> _Input records_
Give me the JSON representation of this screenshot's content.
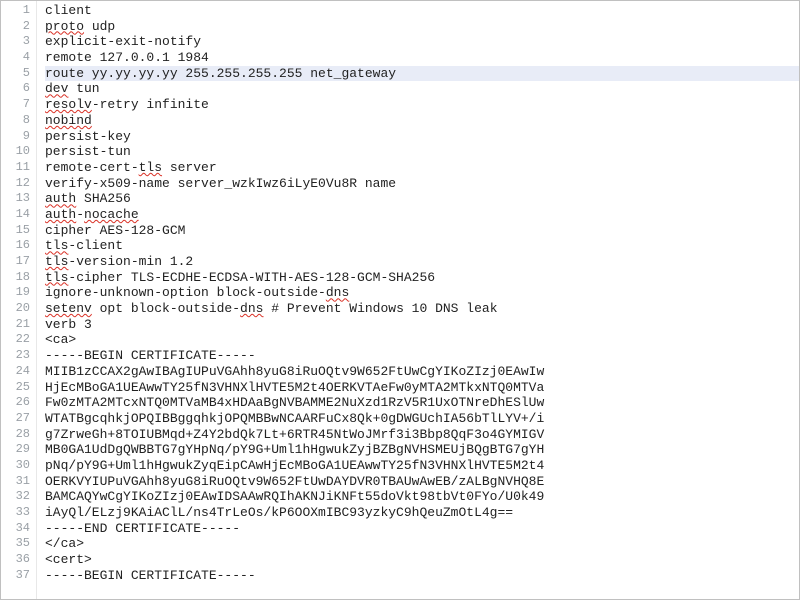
{
  "editor": {
    "current_line_index": 4,
    "lines": [
      {
        "n": 1,
        "segs": [
          {
            "t": "client"
          }
        ]
      },
      {
        "n": 2,
        "segs": [
          {
            "t": "proto",
            "u": 1
          },
          {
            "t": " udp"
          }
        ]
      },
      {
        "n": 3,
        "segs": [
          {
            "t": "explicit-exit-notify"
          }
        ]
      },
      {
        "n": 4,
        "segs": [
          {
            "t": "remote 127.0.0.1 1984"
          }
        ]
      },
      {
        "n": 5,
        "segs": [
          {
            "t": "route yy.yy.yy.yy 255.255.255.255 net_gateway"
          }
        ]
      },
      {
        "n": 6,
        "segs": [
          {
            "t": "dev",
            "u": 1
          },
          {
            "t": " tun"
          }
        ]
      },
      {
        "n": 7,
        "segs": [
          {
            "t": "resolv",
            "u": 1
          },
          {
            "t": "-retry infinite"
          }
        ]
      },
      {
        "n": 8,
        "segs": [
          {
            "t": "nobind",
            "u": 1
          }
        ]
      },
      {
        "n": 9,
        "segs": [
          {
            "t": "persist-key"
          }
        ]
      },
      {
        "n": 10,
        "segs": [
          {
            "t": "persist-tun"
          }
        ]
      },
      {
        "n": 11,
        "segs": [
          {
            "t": "remote-cert-"
          },
          {
            "t": "tls",
            "u": 1
          },
          {
            "t": " server"
          }
        ]
      },
      {
        "n": 12,
        "segs": [
          {
            "t": "verify-x509-name server_wzkIwz6iLyE0Vu8R name"
          }
        ]
      },
      {
        "n": 13,
        "segs": [
          {
            "t": "auth",
            "u": 1
          },
          {
            "t": " SHA256"
          }
        ]
      },
      {
        "n": 14,
        "segs": [
          {
            "t": "auth",
            "u": 1
          },
          {
            "t": "-"
          },
          {
            "t": "nocache",
            "u": 1
          }
        ]
      },
      {
        "n": 15,
        "segs": [
          {
            "t": "cipher AES-128-GCM"
          }
        ]
      },
      {
        "n": 16,
        "segs": [
          {
            "t": "tls",
            "u": 1
          },
          {
            "t": "-client"
          }
        ]
      },
      {
        "n": 17,
        "segs": [
          {
            "t": "tls",
            "u": 1
          },
          {
            "t": "-version-min 1.2"
          }
        ]
      },
      {
        "n": 18,
        "segs": [
          {
            "t": "tls",
            "u": 1
          },
          {
            "t": "-cipher TLS-ECDHE-ECDSA-WITH-AES-128-GCM-SHA256"
          }
        ]
      },
      {
        "n": 19,
        "segs": [
          {
            "t": "ignore-unknown-option block-outside-"
          },
          {
            "t": "dns",
            "u": 1
          }
        ]
      },
      {
        "n": 20,
        "segs": [
          {
            "t": "setenv",
            "u": 1
          },
          {
            "t": " opt block-outside-"
          },
          {
            "t": "dns",
            "u": 1
          },
          {
            "t": " # Prevent Windows 10 DNS leak"
          }
        ]
      },
      {
        "n": 21,
        "segs": [
          {
            "t": "verb 3"
          }
        ]
      },
      {
        "n": 22,
        "segs": [
          {
            "t": "<ca>"
          }
        ]
      },
      {
        "n": 23,
        "segs": [
          {
            "t": "-----BEGIN CERTIFICATE-----"
          }
        ]
      },
      {
        "n": 24,
        "segs": [
          {
            "t": "MIIB1zCCAX2gAwIBAgIUPuVGAhh8yuG8iRuOQtv9W652FtUwCgYIKoZIzj0EAwIw"
          }
        ]
      },
      {
        "n": 25,
        "segs": [
          {
            "t": "HjEcMBoGA1UEAwwTY25fN3VHNXlHVTE5M2t4OERKVTAeFw0yMTA2MTkxNTQ0MTVa"
          }
        ]
      },
      {
        "n": 26,
        "segs": [
          {
            "t": "Fw0zMTA2MTcxNTQ0MTVaMB4xHDAaBgNVBAMME2NuXzd1RzV5R1UxOTNreDhESlUw"
          }
        ]
      },
      {
        "n": 27,
        "segs": [
          {
            "t": "WTATBgcqhkjOPQIBBggqhkjOPQMBBwNCAARFuCx8Qk+0gDWGUchIA56bTlLYV+/i"
          }
        ]
      },
      {
        "n": 28,
        "segs": [
          {
            "t": "g7ZrweGh+8TOIUBMqd+Z4Y2bdQk7Lt+6RTR45NtWoJMrf3i3Bbp8QqF3o4GYMIGV"
          }
        ]
      },
      {
        "n": 29,
        "segs": [
          {
            "t": "MB0GA1UdDgQWBBTG7gYHpNq/pY9G+Uml1hHgwukZyjBZBgNVHSMEUjBQgBTG7gYH"
          }
        ]
      },
      {
        "n": 30,
        "segs": [
          {
            "t": "pNq/pY9G+Uml1hHgwukZyqEipCAwHjEcMBoGA1UEAwwTY25fN3VHNXlHVTE5M2t4"
          }
        ]
      },
      {
        "n": 31,
        "segs": [
          {
            "t": "OERKVYIUPuVGAhh8yuG8iRuOQtv9W652FtUwDAYDVR0TBAUwAwEB/zALBgNVHQ8E"
          }
        ]
      },
      {
        "n": 32,
        "segs": [
          {
            "t": "BAMCAQYwCgYIKoZIzj0EAwIDSAAwRQIhAKNJiKNFt55doVkt98tbVt0FYo/U0k49"
          }
        ]
      },
      {
        "n": 33,
        "segs": [
          {
            "t": "iAyQl/ELzj9KAiAClL/ns4TrLeOs/kP6OOXmIBC93yzkyC9hQeuZmOtL4g=="
          }
        ]
      },
      {
        "n": 34,
        "segs": [
          {
            "t": "-----END CERTIFICATE-----"
          }
        ]
      },
      {
        "n": 35,
        "segs": [
          {
            "t": "</ca>"
          }
        ]
      },
      {
        "n": 36,
        "segs": [
          {
            "t": "<cert>"
          }
        ]
      },
      {
        "n": 37,
        "segs": [
          {
            "t": "-----BEGIN CERTIFICATE-----"
          }
        ]
      }
    ]
  }
}
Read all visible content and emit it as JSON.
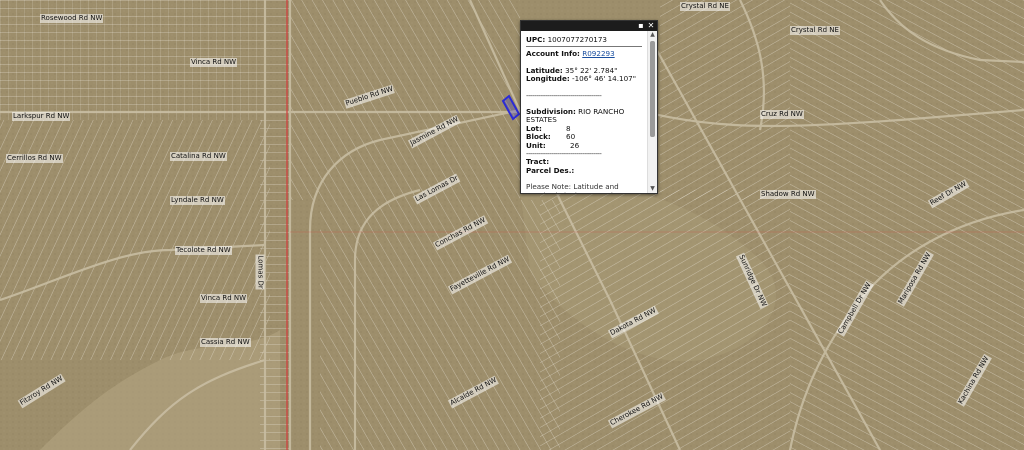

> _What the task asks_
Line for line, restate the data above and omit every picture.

> _Solution to this problem_
Give me the JSON representation of this screenshot's content.
{
  "editor": {
    "current_line_index": 4,
    "lines": [
      {
        "n": 1,
        "segs": [
          {
            "t": "client"
          }
        ]
      },
      {
        "n": 2,
        "segs": [
          {
            "t": "proto",
            "u": 1
          },
          {
            "t": " udp"
          }
        ]
      },
      {
        "n": 3,
        "segs": [
          {
            "t": "explicit-exit-notify"
          }
        ]
      },
      {
        "n": 4,
        "segs": [
          {
            "t": "remote 127.0.0.1 1984"
          }
        ]
      },
      {
        "n": 5,
        "segs": [
          {
            "t": "route yy.yy.yy.yy 255.255.255.255 net_gateway"
          }
        ]
      },
      {
        "n": 6,
        "segs": [
          {
            "t": "dev",
            "u": 1
          },
          {
            "t": " tun"
          }
        ]
      },
      {
        "n": 7,
        "segs": [
          {
            "t": "resolv",
            "u": 1
          },
          {
            "t": "-retry infinite"
          }
        ]
      },
      {
        "n": 8,
        "segs": [
          {
            "t": "nobind",
            "u": 1
          }
        ]
      },
      {
        "n": 9,
        "segs": [
          {
            "t": "persist-key"
          }
        ]
      },
      {
        "n": 10,
        "segs": [
          {
            "t": "persist-tun"
          }
        ]
      },
      {
        "n": 11,
        "segs": [
          {
            "t": "remote-cert-"
          },
          {
            "t": "tls",
            "u": 1
          },
          {
            "t": " server"
          }
        ]
      },
      {
        "n": 12,
        "segs": [
          {
            "t": "verify-x509-name server_wzkIwz6iLyE0Vu8R name"
          }
        ]
      },
      {
        "n": 13,
        "segs": [
          {
            "t": "auth",
            "u": 1
          },
          {
            "t": " SHA256"
          }
        ]
      },
      {
        "n": 14,
        "segs": [
          {
            "t": "auth",
            "u": 1
          },
          {
            "t": "-"
          },
          {
            "t": "nocache",
            "u": 1
          }
        ]
      },
      {
        "n": 15,
        "segs": [
          {
            "t": "cipher AES-128-GCM"
          }
        ]
      },
      {
        "n": 16,
        "segs": [
          {
            "t": "tls",
            "u": 1
          },
          {
            "t": "-client"
          }
        ]
      },
      {
        "n": 17,
        "segs": [
          {
            "t": "tls",
            "u": 1
          },
          {
            "t": "-version-min 1.2"
          }
        ]
      },
      {
        "n": 18,
        "segs": [
          {
            "t": "tls",
            "u": 1
          },
          {
            "t": "-cipher TLS-ECDHE-ECDSA-WITH-AES-128-GCM-SHA256"
          }
        ]
      },
      {
        "n": 19,
        "segs": [
          {
            "t": "ignore-unknown-option block-outside-"
          },
          {
            "t": "dns",
            "u": 1
          }
        ]
      },
      {
        "n": 20,
        "segs": [
          {
            "t": "setenv",
            "u": 1
          },
          {
            "t": " opt block-outside-"
          },
          {
            "t": "dns",
            "u": 1
          },
          {
            "t": " # Prevent Windows 10 DNS leak"
          }
        ]
      },
      {
        "n": 21,
        "segs": [
          {
            "t": "verb 3"
          }
        ]
      },
      {
        "n": 22,
        "segs": [
          {
            "t": "<ca>"
          }
        ]
      },
      {
        "n": 23,
        "segs": [
          {
            "t": "-----BEGIN CERTIFICATE-----"
          }
        ]
      },
      {
        "n": 24,
        "segs": [
          {
            "t": "MIIB1zCCAX2gAwIBAgIUPuVGAhh8yuG8iRuOQtv9W652FtUwCgYIKoZIzj0EAwIw"
          }
        ]
      },
      {
        "n": 25,
        "segs": [
          {
            "t": "HjEcMBoGA1UEAwwTY25fN3VHNXlHVTE5M2t4OERKVTAeFw0yMTA2MTkxNTQ0MTVa"
          }
        ]
      },
      {
        "n": 26,
        "segs": [
          {
            "t": "Fw0zMTA2MTcxNTQ0MTVaMB4xHDAaBgNVBAMME2NuXzd1RzV5R1UxOTNreDhESlUw"
          }
        ]
      },
      {
        "n": 27,
        "segs": [
          {
            "t": "WTATBgcqhkjOPQIBBggqhkjOPQMBBwNCAARFuCx8Qk+0gDWGUchIA56bTlLYV+/i"
          }
        ]
      },
      {
        "n": 28,
        "segs": [
          {
            "t": "g7ZrweGh+8TOIUBMqd+Z4Y2bdQk7Lt+6RTR45NtWoJMrf3i3Bbp8QqF3o4GYMIGV"
          }
        ]
      },
      {
        "n": 29,
        "segs": [
          {
            "t": "MB0GA1UdDgQWBBTG7gYHpNq/pY9G+Uml1hHgwukZyjBZBgNVHSMEUjBQgBTG7gYH"
          }
        ]
      },
      {
        "n": 30,
        "segs": [
          {
            "t": "pNq/pY9G+Uml1hHgwukZyqEipCAwHjEcMBoGA1UEAwwTY25fN3VHNXlHVTE5M2t4"
          }
        ]
      },
      {
        "n": 31,
        "segs": [
          {
            "t": "OERKVYIUPuVGAhh8yuG8iRuOQtv9W652FtUwDAYDVR0TBAUwAwEB/zALBgNVHQ8E"
          }
        ]
      },
      {
        "n": 32,
        "segs": [
          {
            "t": "BAMCAQYwCgYIKoZIzj0EAwIDSAAwRQIhAKNJiKNFt55doVkt98tbVt0FYo/U0k49"
          }
        ]
      },
      {
        "n": 33,
        "segs": [
          {
            "t": "iAyQl/ELzj9KAiAClL/ns4TrLeOs/kP6OOXmIBC93yzkyC9hQeuZmOtL4g=="
          }
        ]
      },
      {
        "n": 34,
        "segs": [
          {
            "t": "-----END CERTIFICATE-----"
          }
        ]
      },
      {
        "n": 35,
        "segs": [
          {
            "t": "</ca>"
          }
        ]
      },
      {
        "n": 36,
        "segs": [
          {
            "t": "<cert>"
          }
        ]
      },
      {
        "n": 37,
        "segs": [
          {
            "t": "-----BEGIN CERTIFICATE-----"
          }
        ]
      }
    ]
  }
}
Read all visible content and emit it as JSON.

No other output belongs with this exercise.